Task requirements: Set down all of the data exactly as it appears.

(Dataset content)

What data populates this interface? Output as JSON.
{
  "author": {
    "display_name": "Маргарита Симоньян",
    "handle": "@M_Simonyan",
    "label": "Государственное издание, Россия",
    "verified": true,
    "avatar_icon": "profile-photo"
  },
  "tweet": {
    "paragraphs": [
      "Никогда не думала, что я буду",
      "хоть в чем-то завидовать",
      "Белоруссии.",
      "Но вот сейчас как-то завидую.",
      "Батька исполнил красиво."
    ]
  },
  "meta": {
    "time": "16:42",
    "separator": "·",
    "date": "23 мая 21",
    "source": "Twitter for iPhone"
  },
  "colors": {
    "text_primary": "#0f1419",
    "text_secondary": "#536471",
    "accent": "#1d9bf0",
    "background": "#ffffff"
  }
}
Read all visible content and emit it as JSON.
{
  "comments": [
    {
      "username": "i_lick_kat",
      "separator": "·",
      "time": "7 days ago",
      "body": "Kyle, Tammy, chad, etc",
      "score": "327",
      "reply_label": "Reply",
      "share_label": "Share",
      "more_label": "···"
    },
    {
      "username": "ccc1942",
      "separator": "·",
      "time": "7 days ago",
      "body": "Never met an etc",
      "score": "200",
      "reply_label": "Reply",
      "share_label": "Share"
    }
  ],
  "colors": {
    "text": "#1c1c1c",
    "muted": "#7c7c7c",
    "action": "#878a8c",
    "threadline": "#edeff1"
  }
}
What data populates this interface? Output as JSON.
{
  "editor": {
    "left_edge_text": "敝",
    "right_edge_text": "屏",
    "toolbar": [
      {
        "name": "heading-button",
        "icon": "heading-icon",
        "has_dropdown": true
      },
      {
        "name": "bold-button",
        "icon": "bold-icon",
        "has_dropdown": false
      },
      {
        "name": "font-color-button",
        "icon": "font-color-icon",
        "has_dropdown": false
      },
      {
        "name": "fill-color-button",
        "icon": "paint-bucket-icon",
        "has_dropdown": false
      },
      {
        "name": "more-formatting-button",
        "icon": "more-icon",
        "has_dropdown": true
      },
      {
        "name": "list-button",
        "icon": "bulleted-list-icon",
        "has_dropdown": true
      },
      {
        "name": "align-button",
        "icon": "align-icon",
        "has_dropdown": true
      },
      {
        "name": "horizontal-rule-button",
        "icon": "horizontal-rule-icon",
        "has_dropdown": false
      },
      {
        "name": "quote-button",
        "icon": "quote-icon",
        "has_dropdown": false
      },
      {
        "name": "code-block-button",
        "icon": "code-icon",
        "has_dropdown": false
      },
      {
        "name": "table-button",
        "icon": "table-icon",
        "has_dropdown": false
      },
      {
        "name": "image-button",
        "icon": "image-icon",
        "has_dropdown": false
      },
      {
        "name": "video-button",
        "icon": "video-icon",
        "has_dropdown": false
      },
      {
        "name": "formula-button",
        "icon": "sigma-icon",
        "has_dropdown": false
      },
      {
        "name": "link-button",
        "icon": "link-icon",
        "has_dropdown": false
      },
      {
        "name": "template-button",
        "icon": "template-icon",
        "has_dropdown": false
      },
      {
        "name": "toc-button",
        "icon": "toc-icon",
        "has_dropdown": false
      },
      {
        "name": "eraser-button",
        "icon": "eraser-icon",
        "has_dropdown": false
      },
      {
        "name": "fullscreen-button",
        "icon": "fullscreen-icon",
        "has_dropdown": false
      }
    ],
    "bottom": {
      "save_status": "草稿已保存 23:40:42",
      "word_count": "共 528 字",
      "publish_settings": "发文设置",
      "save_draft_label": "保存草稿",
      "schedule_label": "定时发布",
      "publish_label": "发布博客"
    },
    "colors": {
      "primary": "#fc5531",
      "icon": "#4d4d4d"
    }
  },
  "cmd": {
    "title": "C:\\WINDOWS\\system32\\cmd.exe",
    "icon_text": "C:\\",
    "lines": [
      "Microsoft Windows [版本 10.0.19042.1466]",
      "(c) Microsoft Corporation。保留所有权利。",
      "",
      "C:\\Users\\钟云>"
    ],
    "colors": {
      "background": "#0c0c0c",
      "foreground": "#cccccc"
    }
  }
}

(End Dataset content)

Your solution:
What data populates this interface? Output as JSON.
{
  "author": {
    "display_name": "Маргарита Симоньян",
    "handle": "@M_Simonyan",
    "label": "Государственное издание, Россия",
    "verified": true,
    "avatar_icon": "profile-photo"
  },
  "tweet": {
    "paragraphs": [
      "Никогда не думала, что я буду",
      "хоть в чем-то завидовать",
      "Белоруссии.",
      "Но вот сейчас как-то завидую.",
      "Батька исполнил красиво."
    ]
  },
  "meta": {
    "time": "16:42",
    "separator": "·",
    "date": "23 мая 21",
    "source": "Twitter for iPhone"
  },
  "colors": {
    "text_primary": "#0f1419",
    "text_secondary": "#536471",
    "accent": "#1d9bf0",
    "background": "#ffffff"
  }
}
Read all visible content and emit it as JSON.
{
  "comments": [
    {
      "username": "i_lick_kat",
      "separator": "·",
      "time": "7 days ago",
      "body": "Kyle, Tammy, chad, etc",
      "score": "327",
      "reply_label": "Reply",
      "share_label": "Share",
      "more_label": "···"
    },
    {
      "username": "ccc1942",
      "separator": "·",
      "time": "7 days ago",
      "body": "Never met an etc",
      "score": "200",
      "reply_label": "Reply",
      "share_label": "Share"
    }
  ],
  "colors": {
    "text": "#1c1c1c",
    "muted": "#7c7c7c",
    "action": "#878a8c",
    "threadline": "#edeff1"
  }
}
What data populates this interface? Output as JSON.
{
  "editor": {
    "left_edge_text": "敝",
    "right_edge_text": "屏",
    "toolbar": [
      {
        "name": "heading-button",
        "icon": "heading-icon",
        "has_dropdown": true
      },
      {
        "name": "bold-button",
        "icon": "bold-icon",
        "has_dropdown": false
      },
      {
        "name": "font-color-button",
        "icon": "font-color-icon",
        "has_dropdown": false
      },
      {
        "name": "fill-color-button",
        "icon": "paint-bucket-icon",
        "has_dropdown": false
      },
      {
        "name": "more-formatting-button",
        "icon": "more-icon",
        "has_dropdown": true
      },
      {
        "name": "list-button",
        "icon": "bulleted-list-icon",
        "has_dropdown": true
      },
      {
        "name": "align-button",
        "icon": "align-icon",
        "has_dropdown": true
      },
      {
        "name": "horizontal-rule-button",
        "icon": "horizontal-rule-icon",
        "has_dropdown": false
      },
      {
        "name": "quote-button",
        "icon": "quote-icon",
        "has_dropdown": false
      },
      {
        "name": "code-block-button",
        "icon": "code-icon",
        "has_dropdown": false
      },
      {
        "name": "table-button",
        "icon": "table-icon",
        "has_dropdown": false
      },
      {
        "name": "image-button",
        "icon": "image-icon",
        "has_dropdown": false
      },
      {
        "name": "video-button",
        "icon": "video-icon",
        "has_dropdown": false
      },
      {
        "name": "formula-button",
        "icon": "sigma-icon",
        "has_dropdown": false
      },
      {
        "name": "link-button",
        "icon": "link-icon",
        "has_dropdown": false
      },
      {
        "name": "template-button",
        "icon": "template-icon",
        "has_dropdown": false
      },
      {
        "name": "toc-button",
        "icon": "toc-icon",
        "has_dropdown": false
      },
      {
        "name": "eraser-button",
        "icon": "eraser-icon",
        "has_dropdown": false
      },
      {
        "name": "fullscreen-button",
        "icon": "fullscreen-icon",
        "has_dropdown": false
      }
    ],
    "bottom": {
      "save_status": "草稿已保存 23:40:42",
      "word_count": "共 528 字",
      "publish_settings": "发文设置",
      "save_draft_label": "保存草稿",
      "schedule_label": "定时发布",
      "publish_label": "发布博客"
    },
    "colors": {
      "primary": "#fc5531",
      "icon": "#4d4d4d"
    }
  },
  "cmd": {
    "title": "C:\\WINDOWS\\system32\\cmd.exe",
    "icon_text": "C:\\",
    "lines": [
      "Microsoft Windows [版本 10.0.19042.1466]",
      "(c) Microsoft Corporation。保留所有权利。",
      "",
      "C:\\Users\\钟云>"
    ],
    "colors": {
      "background": "#0c0c0c",
      "foreground": "#cccccc"
    }
  }
}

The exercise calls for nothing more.